National Oceanic and Atmospheric Administration weather experts still expect the 2022 Atlantic hurricane season to have above-normal activity.
Since the May report, which covers the six-month hurricane season that began June 1 and ends Nov. 30, forecasters have slightly decreased the likelihood of an above-normal Atlantic hurricane season from 65% to a 60% chance. Meanwhile, the likelihood of near-normal activity has risen to 30% and the chances remain at 10% for a below-normal season.
NOAA’s update to the 2022 outlook calls for 14-20 named storms, which have winds of 39 mph or greater. Six to 10 of those named storms could become hurricanes with winds of 74 mph or greater. Of those, three to five could become major hurricanes with winds of 111 mph or greater. NOAA provides these ranges with a 70% confidence.

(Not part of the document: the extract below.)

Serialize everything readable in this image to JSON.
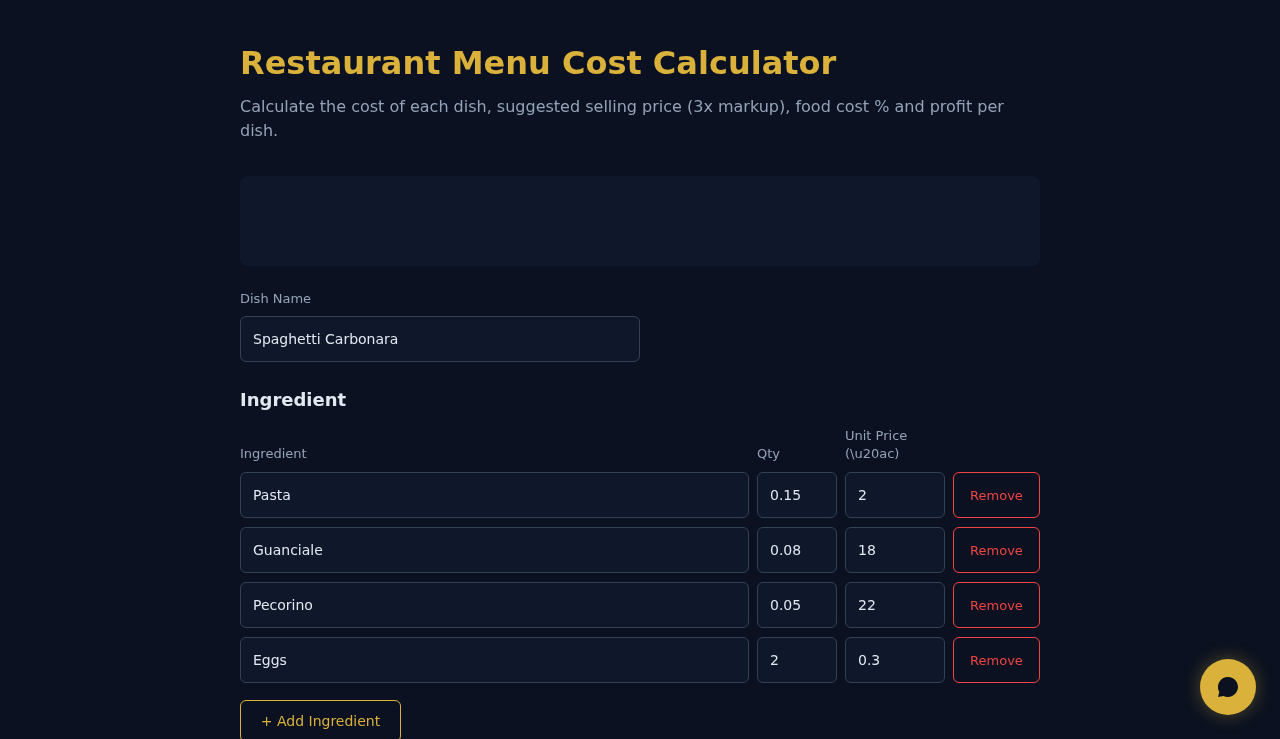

“We’re just getting into the peak months of August through October for hurricane development, and we anticipate that more storms are on the way,” said NOAA Administrator Rick Spinrad, in a statement.
Erik Heden, warning coordination meteorologist with the National Weather Service forecast office for Morehead City, told Coastal Review Monday that the peak of hurricane season is not until around Sept. 10.
“Typically the season really doesn’t get going until later in August through October. It’s too early to let our guard down, we aren’t even close to the typical peak yet,” he said. “Lastly, it only takes one storm to make a difference in your lives. Take this quiet time in the season to finish your hurricane kit and plan.”
He recommended visiting www.weather.gov/MHX/hurricaneprep for help with a hurricane kit and plan.
Heden said his office is offering more hurricane talks ahead, including one at 9 a.m. Wednesday in Emerald Isle board meeting room, 7500 Emerald Drive, and 6 p.m. Aug. 16 in North Topsail Beach Town Hall, 2008 Loggerhead Court. Sign up to virtually attend the North Topsail Beach talk. Two talks are planned for later this month on the Outer Banks, as well.
“Communities and families should prepare now for the remainder of what is still expected to be an active hurricane season,” said Ken Graham, director of the National Weather Service. “Ensure that you are ready to take action if a hurricane threatens your area by developing an evacuation plan and gathering hurricane supplies now, before a storm is bearing down on your community.”
So far, the season has seen three named storms and no hurricanes in the Atlantic Basin. An average hurricane season produces 14 named storms, of which seven become hurricanes, including three major hurricanes.
The outlook is for overall seasonal activity, and is not a landfall forecast. Landfalls are largely governed by short-term weather patterns that are currently only predictable within about one week of a storm potentially reaching a coastline, according to NOAA.
“I urge everyone to remain vigilant as we enter the peak months of hurricane season,” Secretary of Commerce Gina Raimondo said in a statement. “The experts at NOAA will continue to provide the science, data and services needed to help communities become hurricane resilient and climate-ready for the remainder of hurricane season and beyond.”
There are several atmospheric and oceanic conditions that still favor an active hurricane season. This includes La Niña conditions, which are favored to remain in place for the rest of 2022 and could allow the ongoing high-activity era conditions to dominate, or slightly enhance hurricane activity. In addition to a continued La Niña, weaker tropical Atlantic trade winds, an active west African Monsoon and likely above-normal Atlantic sea-surface temperatures set the stage for an active hurricane season and are reflective of the ongoing high-activity era for Atlantic hurricanes.
NOAA’s hurricane science and forecasting information is available at Hurricane Season Media Resource Guide and the National Hurricane Center provides the latest on tropical storm and hurricane activity in the Atlantic.
“Although it has been a relatively slow start to hurricane season, with no major storms developing in the Atlantic, this is not unusual and we therefore cannot afford to let our guard down,” said FEMA Administrator Deanne Criswell. She recommends being proactive by downloading the FEMA app and visiting Ready.gov or Listo.gov for preparedness tips. “And most importantly, make sure you understand your local risk and follow directions from your state and local officials.”